## TASK INSTRUCTIONS
Every entry below should be copied exactly, minus the pictures.

## RECORDED INFORMATION
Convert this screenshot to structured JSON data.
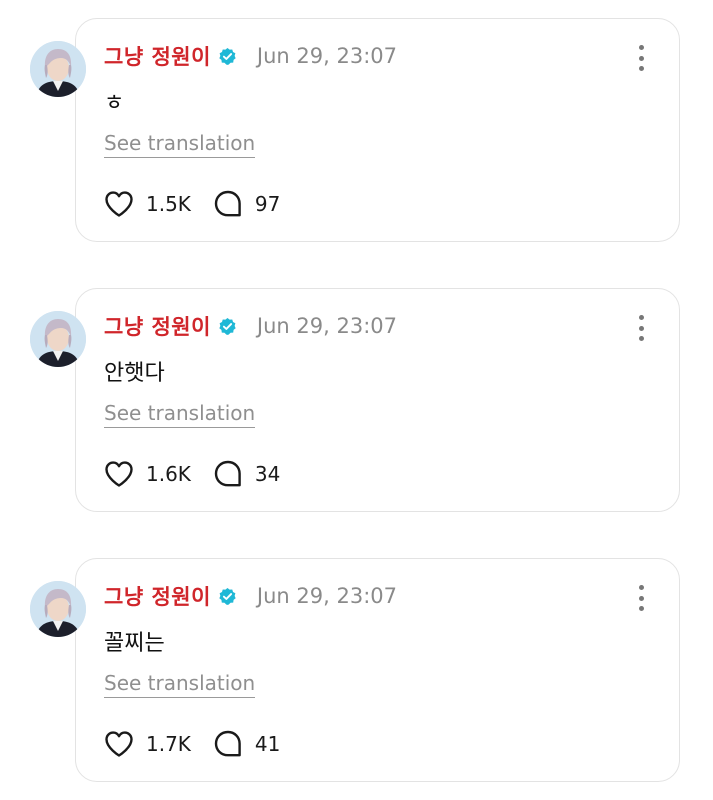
{
  "posts": [
    {
      "author": "그냥 정원이",
      "timestamp": "Jun 29, 23:07",
      "text": "ㅎ",
      "translate_label": "See translation",
      "likes": "1.5K",
      "comments": "97"
    },
    {
      "author": "그냥 정원이",
      "timestamp": "Jun 29, 23:07",
      "text": "안햇다",
      "translate_label": "See translation",
      "likes": "1.6K",
      "comments": "34"
    },
    {
      "author": "그냥 정원이",
      "timestamp": "Jun 29, 23:07",
      "text": "꼴찌는",
      "translate_label": "See translation",
      "likes": "1.7K",
      "comments": "41"
    }
  ],
  "colors": {
    "author": "#d0262b",
    "verified": "#1fb8d6",
    "muted": "#8a8a8a",
    "border": "#e3e3e3"
  },
  "icons": {
    "verified": "verified-badge-icon",
    "more": "more-vertical-icon",
    "like": "heart-icon",
    "comment": "comment-bubble-icon"
  }
}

## ANSWER TO THE EXERCISE
Convert this screenshot to structured JSON data.
{
  "posts": [
    {
      "author": "그냥 정원이",
      "timestamp": "Jun 29, 23:07",
      "text": "ㅎ",
      "translate_label": "See translation",
      "likes": "1.5K",
      "comments": "97"
    },
    {
      "author": "그냥 정원이",
      "timestamp": "Jun 29, 23:07",
      "text": "안햇다",
      "translate_label": "See translation",
      "likes": "1.6K",
      "comments": "34"
    },
    {
      "author": "그냥 정원이",
      "timestamp": "Jun 29, 23:07",
      "text": "꼴찌는",
      "translate_label": "See translation",
      "likes": "1.7K",
      "comments": "41"
    }
  ],
  "colors": {
    "author": "#d0262b",
    "verified": "#1fb8d6",
    "muted": "#8a8a8a",
    "border": "#e3e3e3"
  },
  "icons": {
    "verified": "verified-badge-icon",
    "more": "more-vertical-icon",
    "like": "heart-icon",
    "comment": "comment-bubble-icon"
  }
}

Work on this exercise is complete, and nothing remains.